U.S. employment rose by 223,000 jobs last month, and the unemployment rate fell to 5.4 percent, the Labor Department said Friday, as the economy rebounded after a sharp hiring downturn in March. The report was expected to show that employers added 224,000 jobs in April, according to analysts polled by Thomson Reuters.
The U.S. economy had added far fewer jobs in March, when it recorded the weakest pace of job growth since 2013. The economy had previously added at least 200,000 jobs per month for 12 consecutive months, a feat not seen in 20 years.
Despite a comparatively stronger April jobs report, market analysts put the kibosh on any expectation the U.S. Federal Reserve would raise interest rates in June as a result of March’s disappointing data. The change in total nonfarm payroll employment for March was revised downward to 85,000 from 126,000 jobs.
Coupled with the disappointing report on the U.S. gross domestic product in the first quarter, the weak March jobs report indicates the Fed will likely wait to raise rates until after its June meeting. The central bank’s policymaking committee met last week and kept interest rates at historic lows.
“It’s highly unlikely that the Federal Reserve will announce raising rates at their June meeting,” said Mark Hamrick, Washington bureau chief at Bankrate.com. “But with that said, the policy members would really like to get at least one rate increase, or two, under their collective belts this year, just so they can have that silver bullet in the gun in case things really fell out of bed and have the ammunition for a rate cut,” he said.
“Right now, their only other option is to go back to quantitative easing, and they would have strong distaste for having to go back down that route again,” Hamrick said.
What’s hidden below the employment data is a prime indicator the government isn’t talking about -- the extent to which good jobs are being lost, said Gary Chaison, professor of industrial relations at Clark University. He suggested the U.S. economy is continuing to see good manufacturing jobs being replaced by less secure, less lucrative service jobs.
America’s manufacturing sector lost 1,000 jobs in March, the Labor Department said in April, continuing a decades-long slide.

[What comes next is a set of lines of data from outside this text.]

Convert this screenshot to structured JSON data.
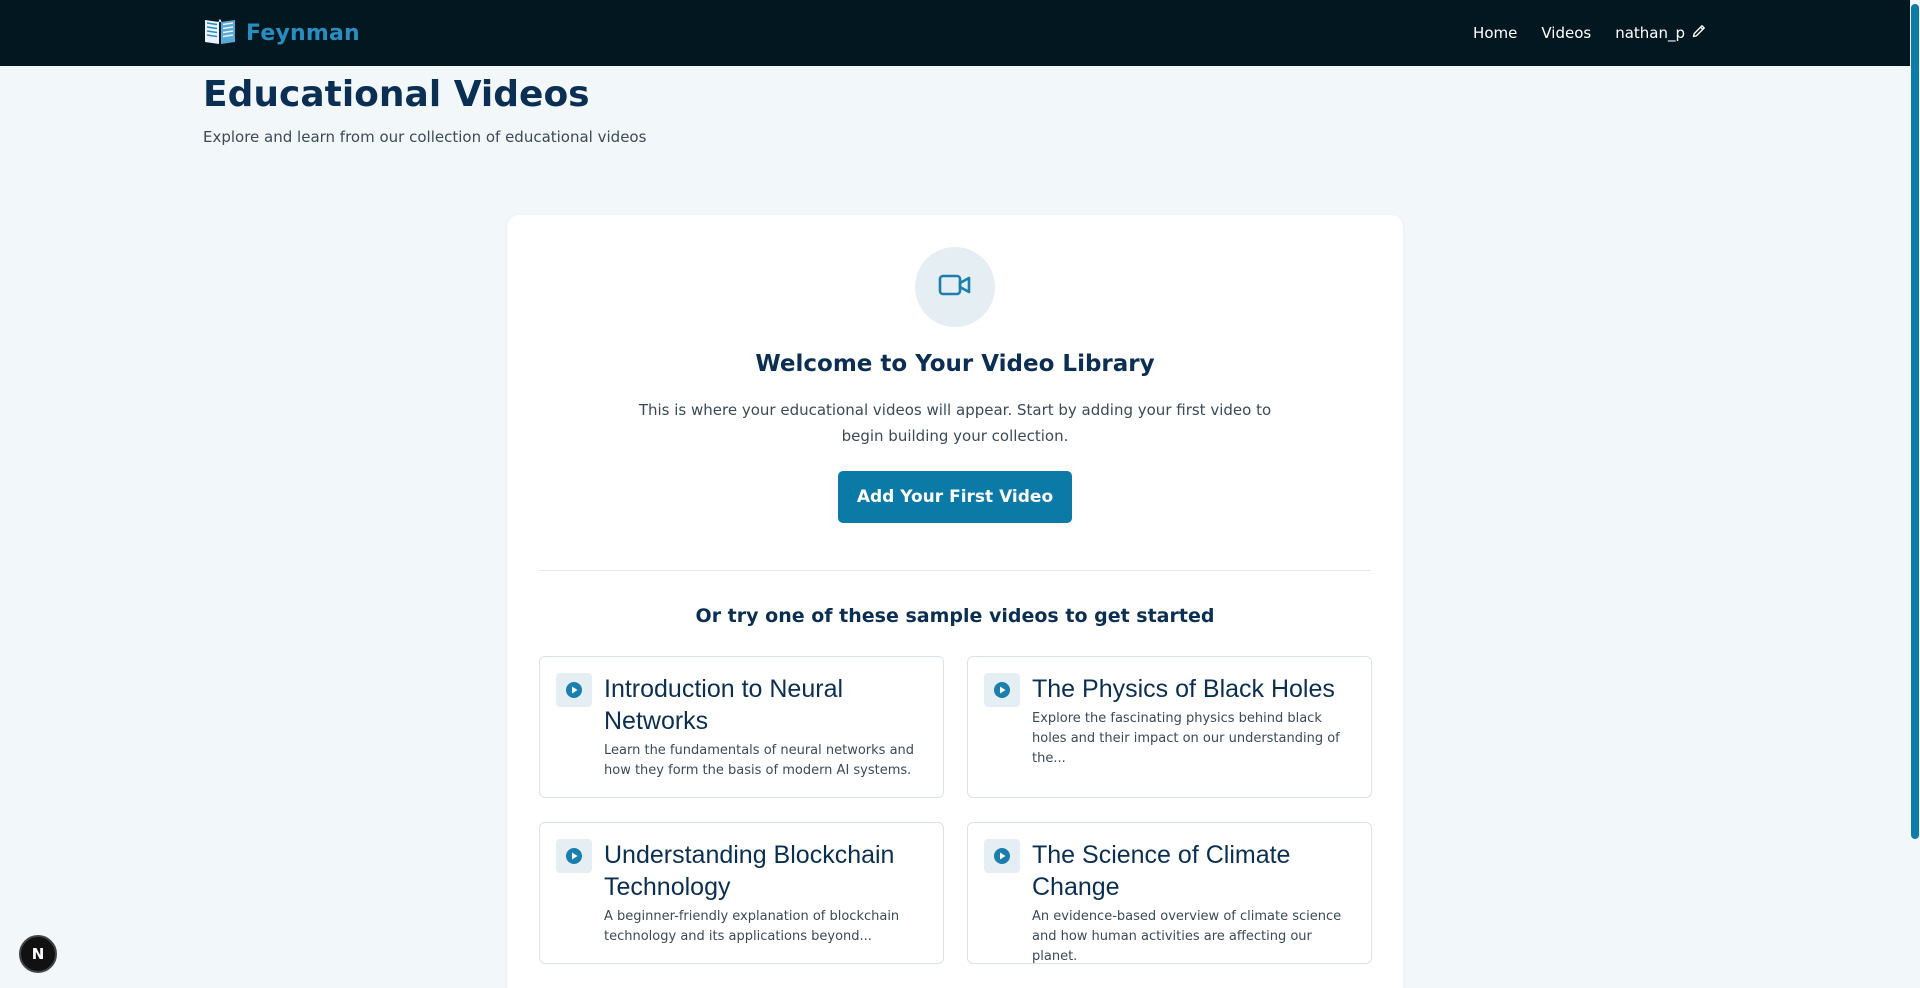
{
  "navbar": {
    "brand": "Feynman",
    "links": [
      "Home",
      "Videos"
    ],
    "user": "nathan_p"
  },
  "header": {
    "title": "Educational Videos",
    "subtitle": "Explore and learn from our collection of educational videos"
  },
  "welcome": {
    "title": "Welcome to Your Video Library",
    "description": "This is where your educational videos will appear. Start by adding your first video to begin building your collection.",
    "button": "Add Your First Video"
  },
  "samples": {
    "heading": "Or try one of these sample videos to get started",
    "items": [
      {
        "title": "Introduction to Neural Networks",
        "description": "Learn the fundamentals of neural networks and how they form the basis of modern AI systems."
      },
      {
        "title": "The Physics of Black Holes",
        "description": "Explore the fascinating physics behind black holes and their impact on our understanding of the..."
      },
      {
        "title": "Understanding Blockchain Technology",
        "description": "A beginner-friendly explanation of blockchain technology and its applications beyond..."
      },
      {
        "title": "The Science of Climate Change",
        "description": "An evidence-based overview of climate science and how human activities are affecting our planet."
      }
    ]
  },
  "dev_badge": "N",
  "colors": {
    "accent": "#0b7aa6",
    "nav_bg": "#031720",
    "brand": "#2a8dc0"
  }
}
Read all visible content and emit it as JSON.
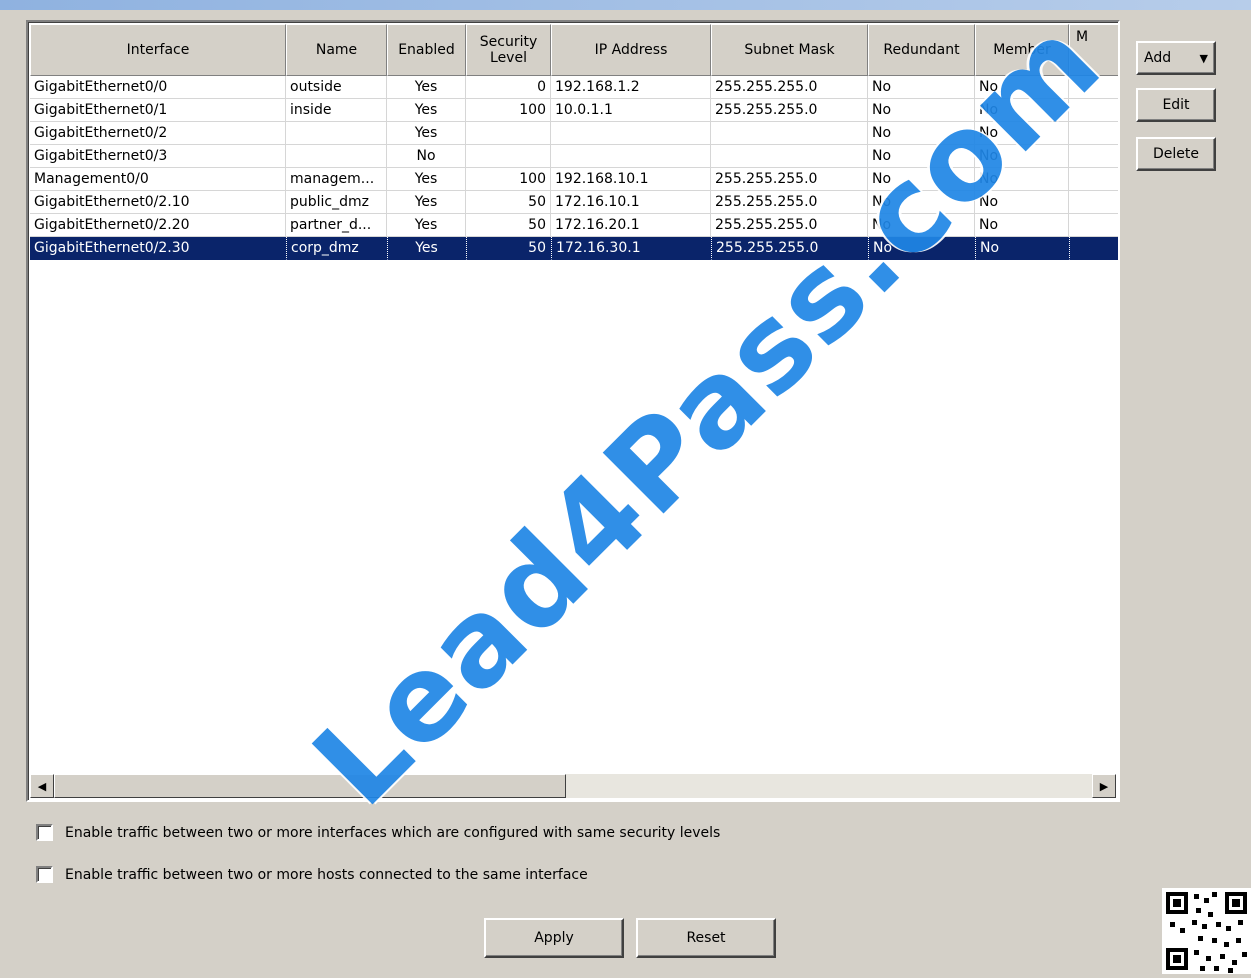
{
  "table": {
    "columns": [
      "Interface",
      "Name",
      "Enabled",
      "Security\nLevel",
      "IP Address",
      "Subnet Mask",
      "Redundant",
      "Member",
      "M"
    ],
    "rows": [
      [
        "GigabitEthernet0/0",
        "outside",
        "Yes",
        "0",
        "192.168.1.2",
        "255.255.255.0",
        "No",
        "No"
      ],
      [
        "GigabitEthernet0/1",
        "inside",
        "Yes",
        "100",
        "10.0.1.1",
        "255.255.255.0",
        "No",
        "No"
      ],
      [
        "GigabitEthernet0/2",
        "",
        "Yes",
        "",
        "",
        "",
        "No",
        "No"
      ],
      [
        "GigabitEthernet0/3",
        "",
        "No",
        "",
        "",
        "",
        "No",
        "No"
      ],
      [
        "Management0/0",
        "managem...",
        "Yes",
        "100",
        "192.168.10.1",
        "255.255.255.0",
        "No",
        "No"
      ],
      [
        "GigabitEthernet0/2.10",
        "public_dmz",
        "Yes",
        "50",
        "172.16.10.1",
        "255.255.255.0",
        "No",
        "No"
      ],
      [
        "GigabitEthernet0/2.20",
        "partner_d...",
        "Yes",
        "50",
        "172.16.20.1",
        "255.255.255.0",
        "No",
        "No"
      ],
      [
        "GigabitEthernet0/2.30",
        "corp_dmz",
        "Yes",
        "50",
        "172.16.30.1",
        "255.255.255.0",
        "No",
        "No"
      ]
    ],
    "selected_row": 7
  },
  "side_buttons": {
    "add": "Add",
    "edit": "Edit",
    "delete": "Delete"
  },
  "options": {
    "same_security": "Enable traffic between two or more interfaces which are configured with same security levels",
    "same_interface": "Enable traffic between two or more hosts connected to the same interface"
  },
  "footer": {
    "apply": "Apply",
    "reset": "Reset"
  },
  "watermark": "Lead4Pass.com"
}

Manufacturing accounts for about 8 percent of U.S. jobs now, down from roughly one-third of them in the early 1970s.
“Essentially, all we’re doing is creating a generation of 50-year-old hamburger flippers, and that’s very bad news,” Chaison said. The good manufacturing jobs that helped Americans enter the middle class are increasingly becoming a thing of the past. “If anything, it’s becoming a historical artifact,” he said.
The number of Americans who have been out of work for 27 weeks or longer was essentially unchanged last month, at 2.5 million, constituting 29 percent of the unemployed. The average hourly earnings for private-sector workers rose by 3 cents to $24.87. For most workers, however, real wages have fallen or remained flat for more than three decades.
Meanwhile, many Americans who work part-time jobs want to work full time, and nearly two-thirds who are able to work have dropped out of the labor force, the highest proportion opting out of the workforce since the 1970s. The labor-force participation rate was little changed at 62.8 percent, according to the report released Friday.